Of all my dream arcade mash-ups, Smash TV meets Gauntlet is close to the top. I've always enjoyed dungeon crawlers, and the thought of dual-stick shooting my way through hordes of medieval monsters sounds like a recipe for awesome. At least that's what I thought before playing Skyflower, out now on Steam Early Access.
Although budget priced, this retro-inspired shooter proves once again that you need more than a great premise to make a fun action game. You play one of three characters who run around a small level shooting 8-bit baddies and picking up money, health and power-ups. The idea is to kill as many enemies as possible and then jump through the exit, where you'll be swept away to the next procedurally-generated stage.
On paper, this is a blast. There are a lot of different bad guys to take out and the action often strays into bullet hell territory. It also has a fun old school look, which should be right up my alley. And don't forget about the impressive power-ups, which can often make a huge difference in a tough situation. All these things lead to a game that is as tense as it is fast-paced.
There's just one problem: The game is nearly impossible to control without a gamepad. Currently, players fight through the levels using a mouse and keyboard, which is the absolute worst way to enjoy a bullet hell dual-stick shooter. The unrelenting action has a tendency of quickly spiraling out of control, and it's the unwieldy mouse and keyboard controls that are to blame.
But even if gamepad support was patched in, I have a hunch Skyflower would still come up short. Between the cramped stages and speedy enemies, I found getting around to be a real pain. Worse yet, the random layouts will often allow enemies to sneak around you and get off a few cheap shots. The result can be a lot of frustrating deaths.
The worst of these deaths came right after beating the level 1 boss for the first time. The game presents two valuable upgrades to choose from, but doesn't pause the action long enough to let you make an educated decision. I died before the match even started, sending me right back to the beginning of the stage. These kinds of deaths add up and have real potential to leave a bad taste in your mouth.
That said, there are still quite a few things to like about Skyflower. I'm a big fan of the boss design, as well as the goofy power-ups. I also like that every character has their own special ability that charges up throughout the match. And even though I could never get it to work properly, I like that the developers are gearing up for online multiplayer support. The great ideas are only hinted at in this build, but at least I can see the outline of a fun dual-stick shooter.
In its current state, Skyflower is disappointingly frustrating and in desperate need of gamepad support. As much as I love both Gauntlet and Smash TV, I have a hard time recommending this mash-up.

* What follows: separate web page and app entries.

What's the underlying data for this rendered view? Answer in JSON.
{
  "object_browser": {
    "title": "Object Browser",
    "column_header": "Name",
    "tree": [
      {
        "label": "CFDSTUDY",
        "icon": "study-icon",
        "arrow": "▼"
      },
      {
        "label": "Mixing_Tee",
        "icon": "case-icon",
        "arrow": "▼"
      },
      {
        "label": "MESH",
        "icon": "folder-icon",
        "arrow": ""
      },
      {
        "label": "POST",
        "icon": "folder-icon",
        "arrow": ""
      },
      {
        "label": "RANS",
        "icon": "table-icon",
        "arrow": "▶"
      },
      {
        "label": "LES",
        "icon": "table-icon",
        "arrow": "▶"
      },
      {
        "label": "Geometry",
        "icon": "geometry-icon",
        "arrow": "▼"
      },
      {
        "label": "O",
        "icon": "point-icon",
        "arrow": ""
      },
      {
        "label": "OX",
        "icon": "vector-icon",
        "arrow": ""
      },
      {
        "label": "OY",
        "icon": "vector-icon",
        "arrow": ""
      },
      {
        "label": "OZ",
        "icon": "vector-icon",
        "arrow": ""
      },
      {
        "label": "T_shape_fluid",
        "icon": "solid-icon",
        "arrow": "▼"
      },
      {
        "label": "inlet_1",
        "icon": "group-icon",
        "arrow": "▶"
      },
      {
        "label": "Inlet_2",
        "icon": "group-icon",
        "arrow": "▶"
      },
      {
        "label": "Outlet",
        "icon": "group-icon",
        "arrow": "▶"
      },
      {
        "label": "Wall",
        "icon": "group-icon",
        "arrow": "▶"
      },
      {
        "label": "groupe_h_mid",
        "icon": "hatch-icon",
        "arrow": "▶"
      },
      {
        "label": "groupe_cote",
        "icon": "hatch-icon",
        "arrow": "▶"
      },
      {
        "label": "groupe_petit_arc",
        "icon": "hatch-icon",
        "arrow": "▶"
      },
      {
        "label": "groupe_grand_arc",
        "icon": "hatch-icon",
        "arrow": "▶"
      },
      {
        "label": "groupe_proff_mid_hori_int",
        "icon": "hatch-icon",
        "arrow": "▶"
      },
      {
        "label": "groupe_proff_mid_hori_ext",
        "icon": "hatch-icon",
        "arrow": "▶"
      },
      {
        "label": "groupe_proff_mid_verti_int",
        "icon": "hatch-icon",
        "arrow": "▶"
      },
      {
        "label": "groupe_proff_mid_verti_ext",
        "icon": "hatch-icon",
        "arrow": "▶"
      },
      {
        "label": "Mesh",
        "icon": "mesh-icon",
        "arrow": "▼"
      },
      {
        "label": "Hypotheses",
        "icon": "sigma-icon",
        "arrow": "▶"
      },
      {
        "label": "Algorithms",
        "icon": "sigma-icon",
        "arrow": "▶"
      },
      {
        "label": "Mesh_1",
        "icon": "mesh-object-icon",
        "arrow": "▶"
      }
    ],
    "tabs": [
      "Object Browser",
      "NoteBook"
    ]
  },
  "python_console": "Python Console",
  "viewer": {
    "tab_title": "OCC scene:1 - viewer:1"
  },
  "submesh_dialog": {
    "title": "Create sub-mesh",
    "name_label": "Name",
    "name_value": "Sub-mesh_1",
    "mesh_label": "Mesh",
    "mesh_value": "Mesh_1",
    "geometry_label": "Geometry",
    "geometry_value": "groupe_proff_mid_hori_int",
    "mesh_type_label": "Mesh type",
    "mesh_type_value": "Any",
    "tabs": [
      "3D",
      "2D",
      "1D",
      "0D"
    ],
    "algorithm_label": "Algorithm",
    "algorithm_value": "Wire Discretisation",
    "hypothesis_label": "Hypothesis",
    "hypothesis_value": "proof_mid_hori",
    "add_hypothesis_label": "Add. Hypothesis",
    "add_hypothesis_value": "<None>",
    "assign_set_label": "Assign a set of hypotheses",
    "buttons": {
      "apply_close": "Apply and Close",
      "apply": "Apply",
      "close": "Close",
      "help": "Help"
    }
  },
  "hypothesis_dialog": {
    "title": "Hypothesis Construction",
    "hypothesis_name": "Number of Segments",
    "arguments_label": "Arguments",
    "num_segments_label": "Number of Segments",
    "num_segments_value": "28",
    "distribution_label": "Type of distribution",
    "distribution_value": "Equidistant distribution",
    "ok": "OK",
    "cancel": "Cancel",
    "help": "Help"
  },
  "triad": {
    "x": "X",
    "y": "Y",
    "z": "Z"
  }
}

* The product in this article was sent to us by the developer/company.
It's questionable how accurate this is, but this is all that's known about Cyril Lachel: A struggling writer by trade, Cyril has been living off a diet of bad games, and a highly suspect amount of propaganda. Highly cynical, Cyril has taken to question what companies say and do, falling ever further into a form of delusional madness. With the help of quality games, and some greener pastures on the horizon, this back-to-basics newsman has returned to provide news so early in the morning that only insomniacs are awake.